RALEIGH — In 2020, North Carolina Republicans and Democrats took their respective cases to the public. Each party asked voters to put them fully in charge of North Carolina government.
The voters said “no.”
Well, to be more precise, the vast majority of voters actually said “yes” to the pitch — each party’s base vote was about 46% of the electorate — but the remaining 8% chose to split their tickets. Some of them left individual races blank or went third-party, most notably in Senate race (4.4% voted for neither Thom Tillis nor Cal Cunningham). Others chose an assortment of Republicans and Democrats, depending on the office.

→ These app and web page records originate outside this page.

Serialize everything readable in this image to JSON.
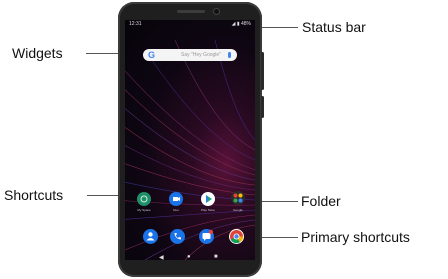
{
  "callouts": {
    "status_bar": "Status bar",
    "widgets": "Widgets",
    "shortcuts": "Shortcuts",
    "folder": "Folder",
    "primary_shortcuts": "Primary shortcuts"
  },
  "phone": {
    "status_time": "12:31",
    "status_right": "◢ ▮ 48%",
    "search_logo": "G",
    "search_placeholder": "Say \"Hey Google\"",
    "shortcuts": [
      {
        "label": "My Space",
        "color": "#1f8f6a",
        "icon": "space-icon"
      },
      {
        "label": "Duo",
        "color": "#1a73e8",
        "icon": "video-icon"
      },
      {
        "label": "Play Store",
        "color": "#ffffff",
        "icon": "play-icon"
      },
      {
        "label": "Google",
        "color": "#2b2b2b",
        "icon": "folder-icon"
      }
    ],
    "dock": [
      {
        "color": "#1a73e8",
        "icon": "contacts-icon"
      },
      {
        "color": "#1a73e8",
        "icon": "phone-icon"
      },
      {
        "color": "#1a73e8",
        "icon": "messages-icon"
      },
      {
        "color": "#ffffff",
        "icon": "chrome-icon"
      }
    ],
    "nav": {
      "back": "◀",
      "home": "●",
      "recents": "■"
    }
  }
}
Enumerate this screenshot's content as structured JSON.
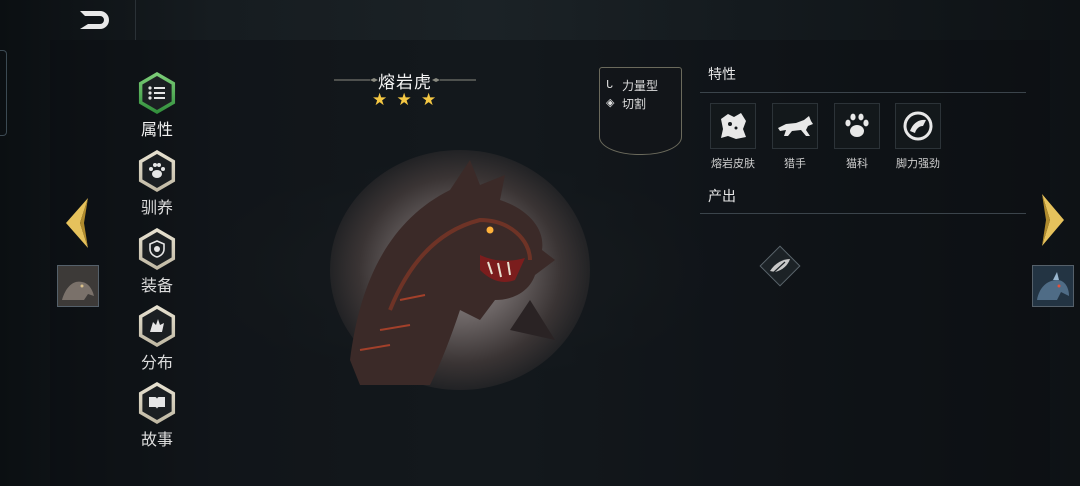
{
  "creature": {
    "name": "熔岩虎",
    "stars": [
      "★",
      "★",
      "★"
    ]
  },
  "type_badge": [
    {
      "icon": "strength-icon",
      "label": "力量型"
    },
    {
      "icon": "cutting-icon",
      "label": "切割"
    }
  ],
  "nav": [
    {
      "label": "属性",
      "icon": "list-icon",
      "active": true
    },
    {
      "label": "驯养",
      "icon": "paw-icon",
      "active": false
    },
    {
      "label": "装备",
      "icon": "shield-icon",
      "active": false
    },
    {
      "label": "分布",
      "icon": "creature-icon",
      "active": false
    },
    {
      "label": "故事",
      "icon": "book-icon",
      "active": false
    }
  ],
  "traits_section": {
    "title": "特性",
    "items": [
      {
        "label": "熔岩皮肤",
        "icon": "lava-skin-icon"
      },
      {
        "label": "猎手",
        "icon": "wolf-icon"
      },
      {
        "label": "猫科",
        "icon": "cat-paw-icon"
      },
      {
        "label": "脚力强劲",
        "icon": "strong-leg-icon"
      }
    ]
  },
  "output_section": {
    "title": "产出",
    "items": [
      {
        "icon": "feather-icon"
      }
    ]
  },
  "colors": {
    "accent_gold": "#f5c843",
    "active_green": "#3bb24a",
    "bg": "#0d1114"
  }
}
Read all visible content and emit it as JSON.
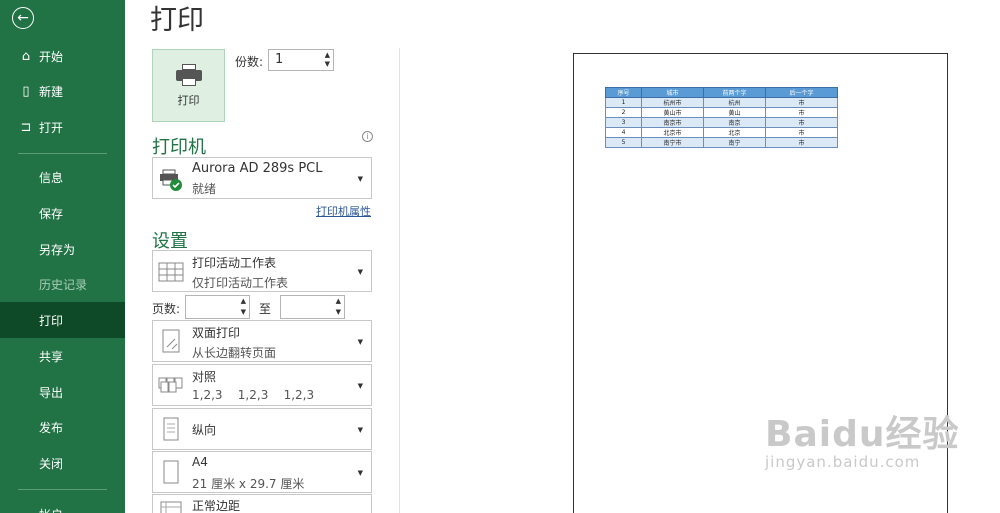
{
  "sidebar": {
    "items": [
      {
        "label": "开始",
        "icon": "home-icon"
      },
      {
        "label": "新建",
        "icon": "new-file-icon"
      },
      {
        "label": "打开",
        "icon": "open-folder-icon"
      },
      {
        "label": "信息"
      },
      {
        "label": "保存"
      },
      {
        "label": "另存为"
      },
      {
        "label": "历史记录",
        "disabled": true
      },
      {
        "label": "打印",
        "active": true
      },
      {
        "label": "共享"
      },
      {
        "label": "导出"
      },
      {
        "label": "发布"
      },
      {
        "label": "关闭"
      },
      {
        "label": "帐户"
      }
    ]
  },
  "page_title": "打印",
  "print_button": {
    "label": "打印"
  },
  "copies": {
    "label": "份数:",
    "value": "1"
  },
  "printer": {
    "heading": "打印机",
    "name": "Aurora AD 289s PCL",
    "status": "就绪",
    "properties_link": "打印机属性"
  },
  "settings": {
    "heading": "设置",
    "scope": {
      "title": "打印活动工作表",
      "subtitle": "仅打印活动工作表"
    },
    "pages_label": "页数:",
    "to_label": "至",
    "duplex": {
      "title": "双面打印",
      "subtitle": "从长边翻转页面"
    },
    "collate": {
      "title": "对照",
      "subtitle": "1,2,3    1,2,3    1,2,3"
    },
    "orientation": {
      "title": "纵向"
    },
    "paper": {
      "title": "A4",
      "subtitle": "21 厘米 x 29.7 厘米"
    },
    "margins": {
      "title": "正常边距"
    }
  },
  "preview": {
    "headers": [
      "序号",
      "城市",
      "前两个字",
      "后一个字"
    ],
    "rows": [
      [
        "1",
        "杭州市",
        "杭州",
        "市"
      ],
      [
        "2",
        "黄山市",
        "黄山",
        "市"
      ],
      [
        "3",
        "南京市",
        "南京",
        "市"
      ],
      [
        "4",
        "北京市",
        "北京",
        "市"
      ],
      [
        "5",
        "南宁市",
        "南宁",
        "市"
      ]
    ]
  },
  "watermark": {
    "line1": "Baidu经验",
    "line2": "jingyan.baidu.com"
  },
  "colors": {
    "accent": "#217346",
    "active": "#0f4a28",
    "link": "#2b5797"
  }
}
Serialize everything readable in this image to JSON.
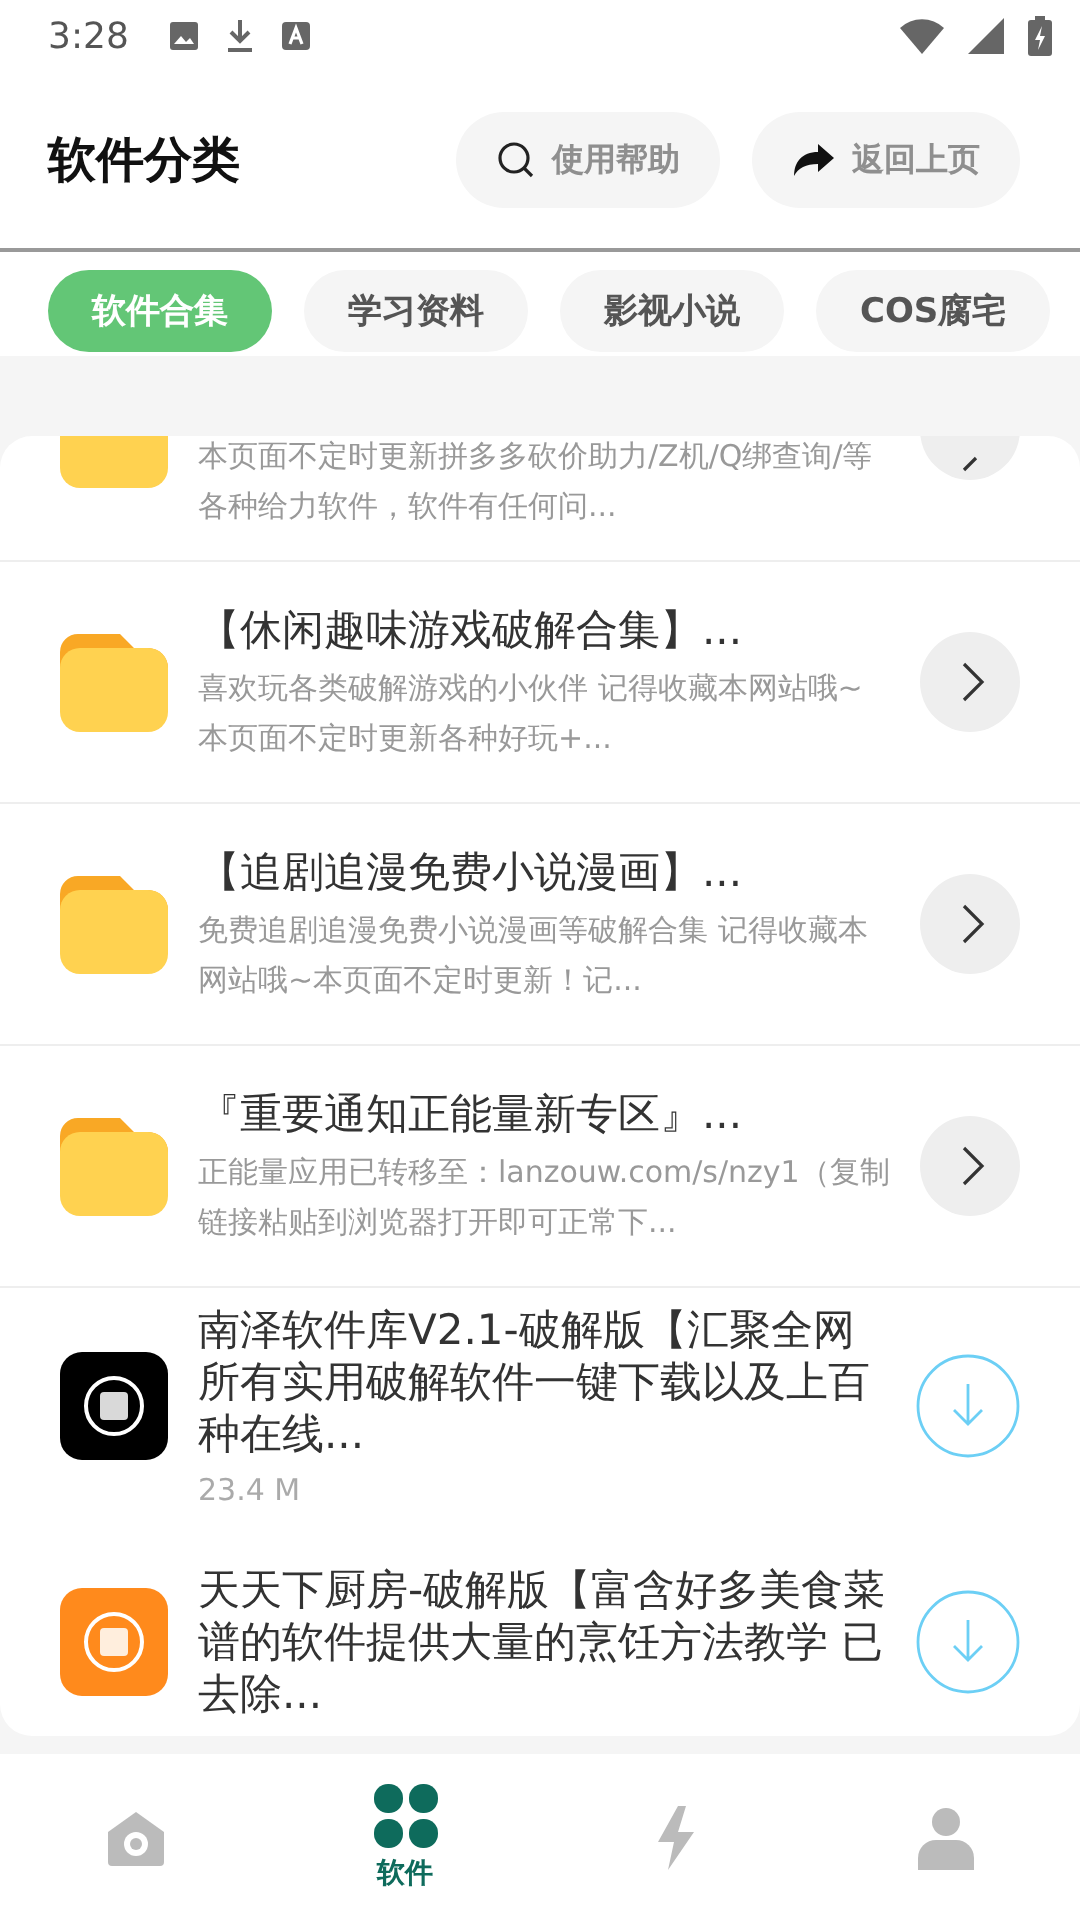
{
  "status_bar": {
    "time": "3:28"
  },
  "header": {
    "title": "软件分类",
    "buttons": [
      {
        "kind": "search",
        "label": "使用帮助"
      },
      {
        "kind": "share",
        "label": "返回上页"
      }
    ]
  },
  "tabs": [
    {
      "label": "软件合集",
      "selected": true
    },
    {
      "label": "学习资料",
      "selected": false
    },
    {
      "label": "影视小说",
      "selected": false
    },
    {
      "label": "COS腐宅",
      "selected": false
    }
  ],
  "items": [
    {
      "kind": "partial",
      "description": "本页面不定时更新拼多多砍价助力/Z机/Q绑查询/等各种给力软件，软件有任何问..."
    },
    {
      "kind": "folder",
      "title": "【休闲趣味游戏破解合集】...",
      "description": "喜欢玩各类破解游戏的小伙伴 记得收藏本网站哦~本页面不定时更新各种好玩+..."
    },
    {
      "kind": "folder",
      "title": "【追剧追漫免费小说漫画】...",
      "description": "免费追剧追漫免费小说漫画等破解合集 记得收藏本网站哦~本页面不定时更新！记..."
    },
    {
      "kind": "folder",
      "title": "『重要通知正能量新专区』...",
      "description": "正能量应用已转移至：lanzouw.com/s/nzy1（复制链接粘贴到浏览器打开即可正常下..."
    },
    {
      "kind": "app",
      "title": "南泽软件库V2.1-破解版【汇聚全网所有实用破解软件一键下载以及上百种在线...",
      "size": "23.4 M",
      "color": "#000000"
    },
    {
      "kind": "app",
      "title": "天天下厨房-破解版【富含好多美食菜谱的软件提供大量的烹饪方法教学 已去除...",
      "color": "#ff8a1c"
    }
  ],
  "bottom_nav": [
    {
      "kind": "home",
      "selected": false
    },
    {
      "kind": "apps",
      "label": "软件",
      "selected": true
    },
    {
      "kind": "bolt",
      "selected": false
    },
    {
      "kind": "person",
      "selected": false
    }
  ]
}
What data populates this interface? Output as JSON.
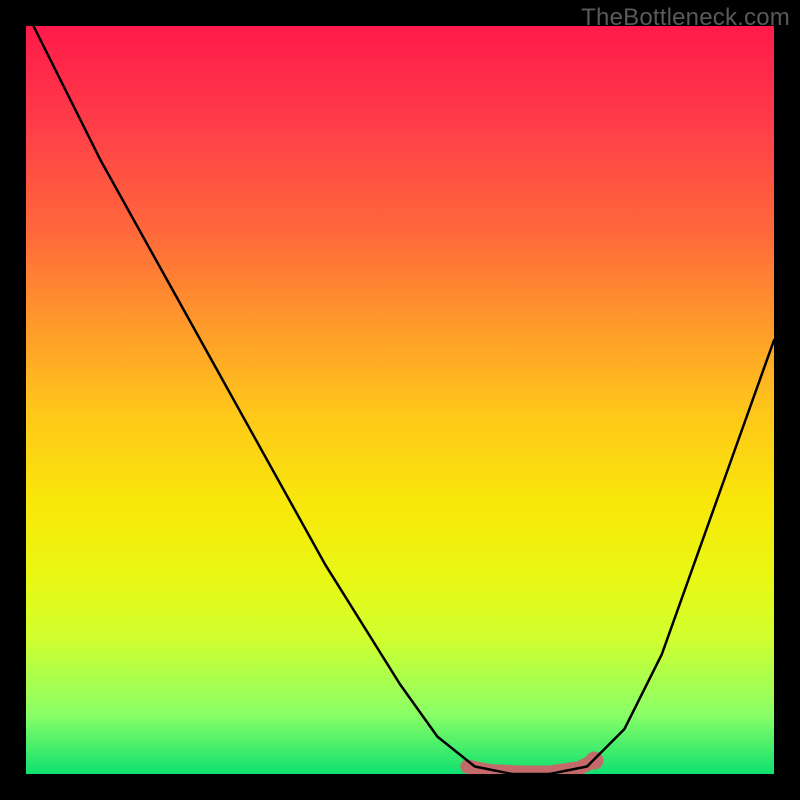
{
  "watermark": "TheBottleneck.com",
  "chart_data": {
    "type": "line",
    "title": "",
    "xlabel": "",
    "ylabel": "",
    "xlim": [
      0,
      100
    ],
    "ylim": [
      0,
      100
    ],
    "grid": false,
    "series": [
      {
        "name": "bottleneck-curve",
        "color": "#000000",
        "points": [
          {
            "x": 1,
            "y": 100
          },
          {
            "x": 10,
            "y": 82
          },
          {
            "x": 20,
            "y": 64
          },
          {
            "x": 30,
            "y": 46
          },
          {
            "x": 40,
            "y": 28
          },
          {
            "x": 50,
            "y": 12
          },
          {
            "x": 55,
            "y": 5
          },
          {
            "x": 60,
            "y": 1
          },
          {
            "x": 65,
            "y": 0
          },
          {
            "x": 70,
            "y": 0
          },
          {
            "x": 75,
            "y": 1
          },
          {
            "x": 80,
            "y": 6
          },
          {
            "x": 85,
            "y": 16
          },
          {
            "x": 90,
            "y": 30
          },
          {
            "x": 95,
            "y": 44
          },
          {
            "x": 100,
            "y": 58
          }
        ]
      },
      {
        "name": "optimal-range-marker",
        "color": "#c56a6a",
        "points": [
          {
            "x": 59,
            "y": 1
          },
          {
            "x": 62,
            "y": 0.4
          },
          {
            "x": 66,
            "y": 0.2
          },
          {
            "x": 70,
            "y": 0.2
          },
          {
            "x": 74,
            "y": 0.8
          },
          {
            "x": 76,
            "y": 1.8
          }
        ]
      }
    ],
    "gradient_stops": [
      {
        "pct": 0,
        "color": "#ff1a4a"
      },
      {
        "pct": 50,
        "color": "#ffc81a"
      },
      {
        "pct": 80,
        "color": "#d0ff30"
      },
      {
        "pct": 100,
        "color": "#10e070"
      }
    ]
  }
}
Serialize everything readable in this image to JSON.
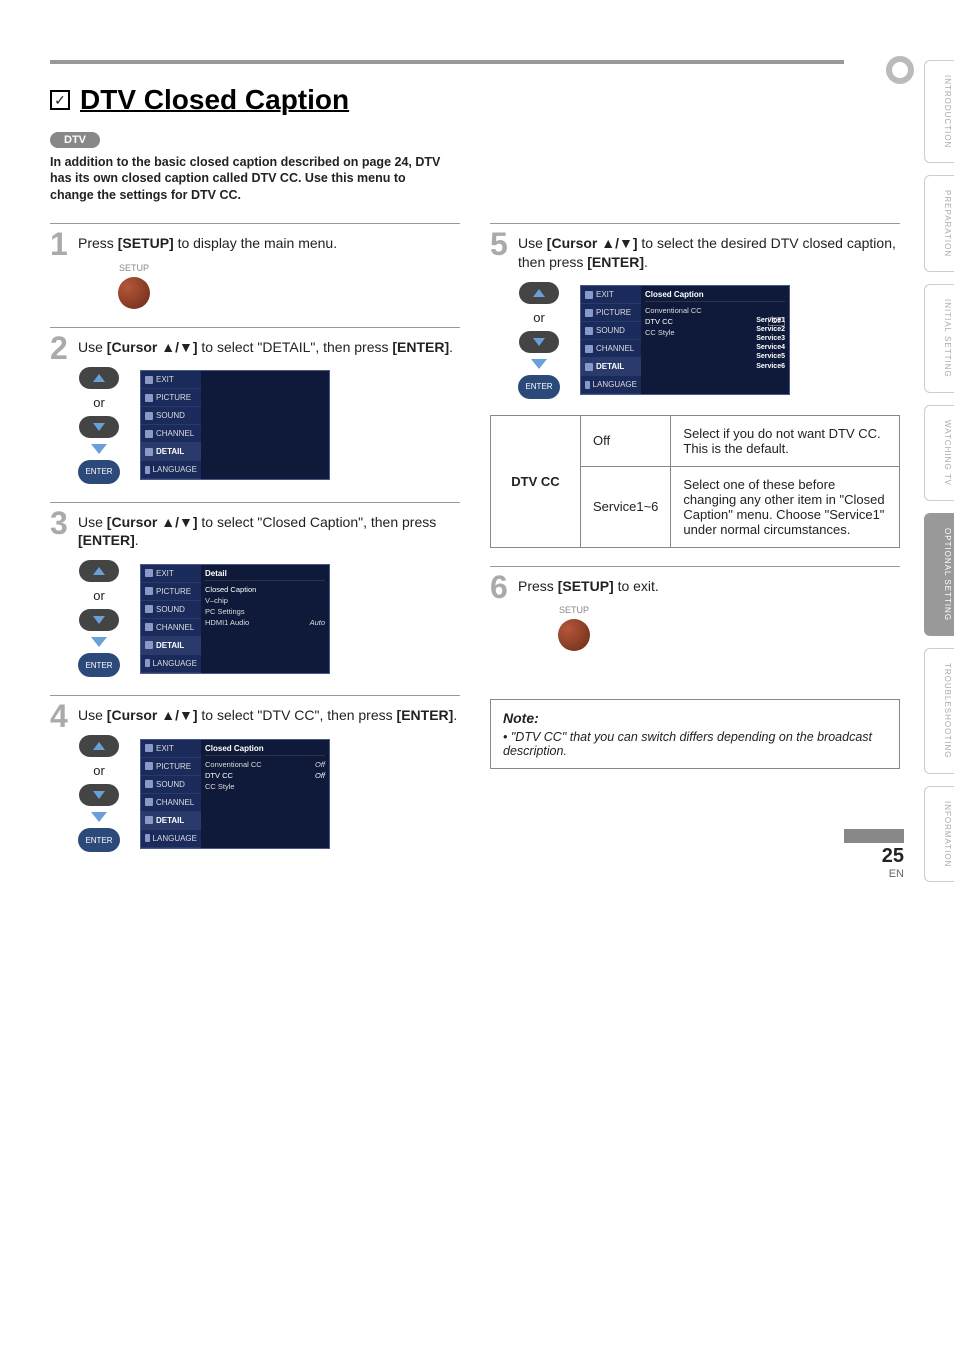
{
  "header": {
    "title": "DTV Closed Caption",
    "badge": "DTV",
    "intro": "In addition to the basic closed caption described on page 24, DTV has its own closed caption called DTV CC. Use this menu to change the settings for DTV CC."
  },
  "steps": {
    "s1": {
      "num": "1",
      "text_pre": "Press ",
      "text_bold": "[SETUP]",
      "text_post": " to display the main menu.",
      "setup_label": "SETUP"
    },
    "s2": {
      "num": "2",
      "text_pre": "Use ",
      "text_bold": "[Cursor ▲/▼]",
      "text_mid": " to select \"DETAIL\", then press ",
      "text_bold2": "[ENTER]",
      "text_end": ".",
      "or": "or",
      "enter": "ENTER"
    },
    "s3": {
      "num": "3",
      "text_pre": "Use ",
      "text_bold": "[Cursor ▲/▼]",
      "text_mid": " to select \"Closed Caption\", then press ",
      "text_bold2": "[ENTER]",
      "text_end": ".",
      "or": "or",
      "enter": "ENTER"
    },
    "s4": {
      "num": "4",
      "text_pre": "Use ",
      "text_bold": "[Cursor ▲/▼]",
      "text_mid": " to select \"DTV CC\", then press ",
      "text_bold2": "[ENTER]",
      "text_end": ".",
      "or": "or",
      "enter": "ENTER"
    },
    "s5": {
      "num": "5",
      "text_pre": "Use ",
      "text_bold": "[Cursor ▲/▼]",
      "text_mid": " to select the desired DTV closed caption, then press ",
      "text_bold2": "[ENTER]",
      "text_end": ".",
      "or": "or",
      "enter": "ENTER"
    },
    "s6": {
      "num": "6",
      "text_pre": "Press ",
      "text_bold": "[SETUP]",
      "text_post": " to exit.",
      "setup_label": "SETUP"
    }
  },
  "osd_tabs": {
    "exit": "EXIT",
    "picture": "PICTURE",
    "sound": "SOUND",
    "channel": "CHANNEL",
    "detail": "DETAIL",
    "language": "LANGUAGE"
  },
  "osd3": {
    "header": "Detail",
    "items": [
      {
        "label": "Closed Caption",
        "val": ""
      },
      {
        "label": "V–chip",
        "val": ""
      },
      {
        "label": "PC Settings",
        "val": ""
      },
      {
        "label": "HDMI1 Audio",
        "val": "Auto"
      }
    ]
  },
  "osd4": {
    "header": "Closed Caption",
    "items": [
      {
        "label": "Conventional CC",
        "val": "Off"
      },
      {
        "label": "DTV CC",
        "val": "Off"
      },
      {
        "label": "CC Style",
        "val": ""
      }
    ]
  },
  "osd5": {
    "header": "Closed Caption",
    "items": [
      {
        "label": "Conventional CC",
        "val": ""
      },
      {
        "label": "DTV CC",
        "val": "Off"
      },
      {
        "label": "CC Style",
        "val": ""
      }
    ],
    "services": [
      "Service1",
      "Service2",
      "Service3",
      "Service4",
      "Service5",
      "Service6"
    ]
  },
  "option_table": {
    "header": "DTV CC",
    "rows": [
      {
        "opt": "Off",
        "desc": "Select if you do not want DTV CC. This is the default."
      },
      {
        "opt": "Service1~6",
        "desc": "Select one of these before changing any other item in \"Closed Caption\" menu. Choose \"Service1\" under normal circumstances."
      }
    ]
  },
  "note": {
    "title": "Note:",
    "item": "\"DTV CC\" that you can switch differs depending on the broadcast description."
  },
  "side_nav": [
    "INTRODUCTION",
    "PREPARATION",
    "INITIAL SETTING",
    "WATCHING TV",
    "OPTIONAL SETTING",
    "TROUBLESHOOTING",
    "INFORMATION"
  ],
  "footer": {
    "page": "25",
    "lang": "EN"
  }
}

Longtime readers know that I like to look at outcomes beyond the headline races to get a better handle on the state’s political trajectory. Thanks to data gathered by the North Carolina Association of County Commissioners, and crunched by my colleague Anna Martina, I can now supplement what you’ve already heard about the elections with a closer look at county commissions.
Going into the 2020 cycle, 56 of North Carolina’s 100 counties were governed by Republicans. That was a high-water mark for the state GOP. For most of the 20th century, their local candidates had been irrelevant in all but a handful of Piedmont and mountain counties. As recently as 1976, 89 counties had Democratic boards.
During the 1980s and 1990s, Republicans rose steadily into competition for local offices. Then they blasted through their previous blue ceiling in 2010. They didn’t just win congressional seats and take over both chambers of the General Assembly.
They won 49 county commissions. Over the next four cycles, the GOP became the majority party in North Carolina county government.
The trend continued this year, as well. The number of Republican-controlled boards jumped from 56 to 61.
A decisive outcome? Not so fast. While each has its own government and political climate, counties differ widely in population. Even as Republicans have been winning more and more local offices in rural and suburban counties, they’ve been losing ground in urban ones.
It wasn’t that long ago that the most populous one, Wake County, had a Republican county commission. Not long before that, Mecklenburg’s board was also up for grabs. Not anymore. While a few high-population counties still have GOP boards, the party lost its majority this year in the county with the third-highest population, Guilford.
As a result, while 61 of the state’s 100 counties now have Republican governments, approximately 51% of North Carolinians live in counties with Democratic governments. Before the 2020 election, most North Carolinians lived in GOP-run counties.
Looking at these county trends brings the state’s overall political picture into sharper focus. Democrats used to be competitive in much of rural and small-town North Carolina. They are less so today. On the other hand, when Republicans first became a competitive force in state politics, much of their strength was found in the suburbs of Charlotte, Raleigh, Greensboro and other metros. That strength has ebbed.
The net effect? We are a closely divided state — which is evident all the way down the ballot.
John Hood (@JohnHoodNC) is chairman of the John Locke Foundation and appears on “NC SPIN,” broadcast statewide Fridays at 7:30 p.m. and Sundays at 12:30 p.m. on UNC-TV.